White House partners with industry to tackle greenhouse gas

Read the full story from Reuters.

The White House on Tuesday announced steps to tackle a potent greenhouse gas used in refrigeration and air conditioning, of which the United States is the world’s largest producer, a week ahead of a major UN summit focused on addressing climate change.

Obama seeks faster phaseout of popular coolant in effort to curb greenhouse gases

Read the full story in the Washington Post.

The Obama administration is preparing to introduce major steps to phase out production of a popular chemical coolant used in refrigerators and air conditioners, citing growing evidence that the substance is contributing to the warming of the planet.

UN climate summit set for major carbon pricing announcement

Read the full story from RTCC.

The huge number of countries and businesses interested in pricing carbon will become clear at the UN’s forthcoming climate summit, according to a senior World Bank official.

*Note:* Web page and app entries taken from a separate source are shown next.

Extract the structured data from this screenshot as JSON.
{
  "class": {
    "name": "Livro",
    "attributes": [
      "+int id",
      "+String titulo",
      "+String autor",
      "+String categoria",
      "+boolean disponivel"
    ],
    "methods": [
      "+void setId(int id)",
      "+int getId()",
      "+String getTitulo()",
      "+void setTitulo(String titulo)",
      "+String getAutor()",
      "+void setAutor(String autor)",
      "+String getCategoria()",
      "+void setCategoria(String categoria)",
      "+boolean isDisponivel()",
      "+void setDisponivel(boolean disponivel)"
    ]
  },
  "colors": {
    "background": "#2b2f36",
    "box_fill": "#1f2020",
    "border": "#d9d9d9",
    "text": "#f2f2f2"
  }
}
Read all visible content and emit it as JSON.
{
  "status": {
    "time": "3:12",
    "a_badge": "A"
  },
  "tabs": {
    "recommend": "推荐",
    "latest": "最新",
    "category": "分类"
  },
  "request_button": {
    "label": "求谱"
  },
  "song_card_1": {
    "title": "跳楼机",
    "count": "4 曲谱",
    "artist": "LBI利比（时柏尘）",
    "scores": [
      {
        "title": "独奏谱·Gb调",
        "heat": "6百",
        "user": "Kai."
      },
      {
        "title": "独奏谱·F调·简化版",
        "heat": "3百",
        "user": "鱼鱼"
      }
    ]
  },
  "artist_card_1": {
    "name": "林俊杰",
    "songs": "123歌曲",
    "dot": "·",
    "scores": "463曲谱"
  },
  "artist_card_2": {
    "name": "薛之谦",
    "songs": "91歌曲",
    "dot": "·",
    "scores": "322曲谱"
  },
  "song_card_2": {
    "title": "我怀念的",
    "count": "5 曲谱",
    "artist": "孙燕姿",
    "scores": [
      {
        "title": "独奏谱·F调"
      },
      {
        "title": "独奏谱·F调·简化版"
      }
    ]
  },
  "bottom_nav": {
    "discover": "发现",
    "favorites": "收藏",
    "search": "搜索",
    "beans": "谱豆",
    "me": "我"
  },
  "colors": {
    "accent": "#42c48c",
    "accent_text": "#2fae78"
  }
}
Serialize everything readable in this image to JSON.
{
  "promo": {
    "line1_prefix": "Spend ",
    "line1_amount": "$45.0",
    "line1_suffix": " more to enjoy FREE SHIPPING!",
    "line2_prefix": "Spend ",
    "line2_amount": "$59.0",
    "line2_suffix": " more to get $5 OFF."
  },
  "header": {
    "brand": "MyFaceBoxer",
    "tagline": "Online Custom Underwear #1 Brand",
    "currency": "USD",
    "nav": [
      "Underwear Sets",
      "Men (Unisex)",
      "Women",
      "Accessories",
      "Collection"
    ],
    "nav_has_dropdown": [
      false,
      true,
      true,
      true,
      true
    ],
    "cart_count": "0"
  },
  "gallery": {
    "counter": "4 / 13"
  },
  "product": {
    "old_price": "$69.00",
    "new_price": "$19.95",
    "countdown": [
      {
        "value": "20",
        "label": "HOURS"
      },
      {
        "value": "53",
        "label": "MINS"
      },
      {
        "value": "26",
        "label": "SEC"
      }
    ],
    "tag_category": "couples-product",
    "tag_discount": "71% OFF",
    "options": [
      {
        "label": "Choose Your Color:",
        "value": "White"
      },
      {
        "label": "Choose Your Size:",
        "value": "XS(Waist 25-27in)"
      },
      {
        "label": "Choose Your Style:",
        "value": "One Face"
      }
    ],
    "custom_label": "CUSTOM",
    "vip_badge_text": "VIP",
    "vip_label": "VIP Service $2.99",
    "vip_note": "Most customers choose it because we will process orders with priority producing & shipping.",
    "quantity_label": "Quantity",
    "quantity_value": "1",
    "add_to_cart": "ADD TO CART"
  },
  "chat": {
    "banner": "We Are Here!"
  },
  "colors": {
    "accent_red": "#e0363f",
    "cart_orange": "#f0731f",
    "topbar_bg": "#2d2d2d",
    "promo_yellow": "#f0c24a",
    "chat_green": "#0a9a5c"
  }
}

Rachel Kyte, the bank’s special envoy for climate change, said the meeting will see a number of states, regions and businesses announcing plans to factor in the costs of burning fossil fuels.

U.S. Aircraft Greenhouse Gas Rulemaking Process

Download the document.

This information paper describes the rulemaking process in the United States to issue proposed endangerment and cause or contribute findings for the regulation of aircraft greenhouse gas emissions.
The National Journal previously reported that EPA faces a lawsuit to force regulation of airline carbon emissions. The Center for Biological Diversity and Friends of the Earth delivered a a formal “notice of intent” to sue letter to U.S. EPA on August 5.

Challenges to EPA’s Proposed Carbon Rules: What If They Succeed?

Read the full post at the Climate Law Blog.

The Clean Power Plan proposed by the Environmental Protection Agency in June is the centerpiece of the Obama Administration’s efforts to fight climate change. Coal-fired power plants are by far the largest source of greenhouse gas emissions in the United States, and the EPA proposal would require the states to prepare plans to reduce those emissions.

Members of Congress from states that mine or use a lot of coal are trying to halt this plan, and already three lawsuits have been filed against it. These lawsuits may well be dismissed as premature; ordinarily suits cannot be brought against regulations that are not yet final.

But what happens if any of these challenges is successful?

What do the new climate rules have to do with my kid’s asthma?

Read the full post at Grist.

One of the Environmental Protection Agency’s top selling points for its recently proposed carbon pollution rules for power plants is that they will make immediate improvements to our air quality, in addition to reducing the greenhouse gases that cause climate change. It’s one of those twofer marketing plans (it tastes great and it’s less filling) designed to help make the public more amenable to a new set of rules.

If you’re wondering why the EPA needs public buy-in for rules aimed at the fossil fuel industry, that’s because it’ll take more than just killing off coal to accomplish the agency’s goals. The proposed carbon standards are often billed as regulations on existing coal-fired plants, but that’s somewhat of a misnomer. They actually ask for modifications made across each state, rather than at individual energy facilities.

To understand how this all ties together with the benefit of improving local air, it helps to know a few things about fences.